Other responding officers said the door was covered in a certain brown substance and there was an "overwhelming" smell of feces in the boys' room. Looking further, authorities realized dog feces and urine were scattered throughout the residence and that "several windows were open or broken."
When law enforcement advised inspectors from the Crystal Lake Building and Zoning Department to have a look at the place, they were not allowed inside.
Officers asked Cunningham about the bruises on one of the boys' right hip. In response, she blamed the dog.
Nonetheless, as part of a DCFS safety plan, AJ's younger brother was put in another home on April 18.
Neighbors were not convinced that AJ had simply disappeared when they heard the news break six days ago. According to Butler, it was very "unusual" for a five-year-old to simply wander out during a heavy thunderstorm.
"I'm not going to lie, I have doubts, and it's going to be someone's fault, but I hope there's answers. I hope there's justice," neighbor Lupe Mercado added.
However, authorities eventually uncovered that AJ was allegedly killed by his own parents, wrapped up in plastic, and buried in a shallow grave a few miles from the family home.
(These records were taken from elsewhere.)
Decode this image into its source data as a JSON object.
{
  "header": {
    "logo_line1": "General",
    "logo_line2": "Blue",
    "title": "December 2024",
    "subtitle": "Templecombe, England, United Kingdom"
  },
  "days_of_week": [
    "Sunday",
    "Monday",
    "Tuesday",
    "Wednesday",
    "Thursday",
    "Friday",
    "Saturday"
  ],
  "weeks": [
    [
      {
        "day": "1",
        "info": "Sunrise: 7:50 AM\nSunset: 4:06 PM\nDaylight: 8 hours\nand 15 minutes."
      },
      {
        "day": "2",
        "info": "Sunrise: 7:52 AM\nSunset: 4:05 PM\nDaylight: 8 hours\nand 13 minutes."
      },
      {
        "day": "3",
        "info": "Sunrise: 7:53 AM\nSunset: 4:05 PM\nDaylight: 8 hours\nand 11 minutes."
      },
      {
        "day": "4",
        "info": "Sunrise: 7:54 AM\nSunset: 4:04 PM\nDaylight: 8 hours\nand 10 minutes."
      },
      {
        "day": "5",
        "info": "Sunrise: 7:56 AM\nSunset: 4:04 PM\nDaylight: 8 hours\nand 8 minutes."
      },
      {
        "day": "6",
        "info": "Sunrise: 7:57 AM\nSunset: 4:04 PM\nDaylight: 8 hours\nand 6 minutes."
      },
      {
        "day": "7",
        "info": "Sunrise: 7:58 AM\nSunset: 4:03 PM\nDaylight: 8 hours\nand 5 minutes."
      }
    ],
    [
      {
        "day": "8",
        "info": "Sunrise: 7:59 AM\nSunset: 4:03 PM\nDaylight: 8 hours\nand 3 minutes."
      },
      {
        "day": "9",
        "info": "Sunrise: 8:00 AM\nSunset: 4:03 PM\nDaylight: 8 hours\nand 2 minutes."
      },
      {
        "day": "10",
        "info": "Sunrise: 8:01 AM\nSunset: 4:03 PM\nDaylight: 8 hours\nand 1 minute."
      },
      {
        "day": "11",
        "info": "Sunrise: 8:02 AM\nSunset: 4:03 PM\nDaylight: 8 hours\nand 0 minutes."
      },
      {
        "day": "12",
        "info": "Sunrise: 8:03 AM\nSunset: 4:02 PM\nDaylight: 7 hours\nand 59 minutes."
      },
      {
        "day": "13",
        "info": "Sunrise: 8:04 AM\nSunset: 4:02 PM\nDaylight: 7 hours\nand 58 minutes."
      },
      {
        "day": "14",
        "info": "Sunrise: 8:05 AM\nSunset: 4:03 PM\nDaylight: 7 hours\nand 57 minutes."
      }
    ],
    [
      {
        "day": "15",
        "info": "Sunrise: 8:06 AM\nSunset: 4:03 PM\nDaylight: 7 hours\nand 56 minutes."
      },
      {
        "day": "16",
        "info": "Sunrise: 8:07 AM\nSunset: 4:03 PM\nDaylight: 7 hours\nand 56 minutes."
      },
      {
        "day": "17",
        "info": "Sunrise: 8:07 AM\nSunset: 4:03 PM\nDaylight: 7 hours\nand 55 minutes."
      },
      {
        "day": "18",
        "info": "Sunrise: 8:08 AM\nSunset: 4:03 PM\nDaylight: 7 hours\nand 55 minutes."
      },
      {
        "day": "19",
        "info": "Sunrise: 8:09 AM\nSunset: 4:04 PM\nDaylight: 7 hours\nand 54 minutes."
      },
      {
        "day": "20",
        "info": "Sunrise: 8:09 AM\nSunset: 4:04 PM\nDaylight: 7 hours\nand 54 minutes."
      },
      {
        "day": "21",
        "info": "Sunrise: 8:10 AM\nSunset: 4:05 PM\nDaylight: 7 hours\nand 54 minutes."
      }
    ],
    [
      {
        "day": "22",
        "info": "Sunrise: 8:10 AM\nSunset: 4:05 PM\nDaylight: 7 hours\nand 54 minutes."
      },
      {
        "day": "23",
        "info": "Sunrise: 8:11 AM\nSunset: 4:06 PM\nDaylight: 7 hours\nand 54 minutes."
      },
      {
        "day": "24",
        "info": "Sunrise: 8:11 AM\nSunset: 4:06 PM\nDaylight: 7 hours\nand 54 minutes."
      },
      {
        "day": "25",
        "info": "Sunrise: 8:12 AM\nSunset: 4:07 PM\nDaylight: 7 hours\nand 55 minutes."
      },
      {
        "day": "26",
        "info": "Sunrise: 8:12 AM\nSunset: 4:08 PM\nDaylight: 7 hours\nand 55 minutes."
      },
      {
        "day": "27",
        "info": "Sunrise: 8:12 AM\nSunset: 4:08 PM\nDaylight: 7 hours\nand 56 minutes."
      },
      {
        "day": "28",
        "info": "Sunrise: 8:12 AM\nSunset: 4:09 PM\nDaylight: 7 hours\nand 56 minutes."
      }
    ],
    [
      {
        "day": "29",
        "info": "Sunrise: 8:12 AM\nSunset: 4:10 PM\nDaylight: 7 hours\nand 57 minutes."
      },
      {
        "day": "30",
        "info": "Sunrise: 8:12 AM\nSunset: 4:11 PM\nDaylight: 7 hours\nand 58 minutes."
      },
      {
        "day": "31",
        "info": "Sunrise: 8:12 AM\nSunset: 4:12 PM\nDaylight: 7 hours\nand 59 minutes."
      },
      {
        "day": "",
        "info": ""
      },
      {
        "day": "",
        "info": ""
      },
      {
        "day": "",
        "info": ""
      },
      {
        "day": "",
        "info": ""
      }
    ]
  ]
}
His parents were arrested and charged with first-degree murder.
Extending his condolences, Crystal Lake Police Chief Jim Black said, "To AJ, we know you're playing in Heaven's playground, and you're at peace."
Editor's Note: An earlier version of this article ran with an incorect photograph of the victim. The error is regretted and has been corrected.